Which lines of the records contain "wings"? Collect every one of them.

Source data
%%
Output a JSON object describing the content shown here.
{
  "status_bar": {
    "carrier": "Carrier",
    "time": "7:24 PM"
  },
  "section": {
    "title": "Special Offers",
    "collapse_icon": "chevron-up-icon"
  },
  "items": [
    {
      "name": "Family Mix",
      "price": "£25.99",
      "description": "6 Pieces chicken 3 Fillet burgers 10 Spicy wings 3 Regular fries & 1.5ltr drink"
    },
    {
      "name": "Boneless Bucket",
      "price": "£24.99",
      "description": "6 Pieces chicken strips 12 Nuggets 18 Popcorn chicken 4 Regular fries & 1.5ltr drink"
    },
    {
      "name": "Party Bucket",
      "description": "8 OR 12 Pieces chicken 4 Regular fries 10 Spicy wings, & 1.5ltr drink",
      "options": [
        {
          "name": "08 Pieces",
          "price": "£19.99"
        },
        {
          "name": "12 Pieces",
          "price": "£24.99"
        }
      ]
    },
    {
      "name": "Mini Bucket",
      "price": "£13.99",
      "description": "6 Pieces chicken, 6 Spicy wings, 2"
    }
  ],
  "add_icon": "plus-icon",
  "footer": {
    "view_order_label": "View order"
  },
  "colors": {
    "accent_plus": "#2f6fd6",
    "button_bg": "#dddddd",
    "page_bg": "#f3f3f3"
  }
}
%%
• [Solution]:
      "description": "6 Pieces chicken 3 Fillet burgers 10 Spicy wings 3 Regular fries & 1.5ltr drink"
      "description": "8 OR 12 Pieces chicken 4 Regular fries 10 Spicy wings, & 1.5ltr drink",
      "description": "6 Pieces chicken, 6 Spicy wings, 2"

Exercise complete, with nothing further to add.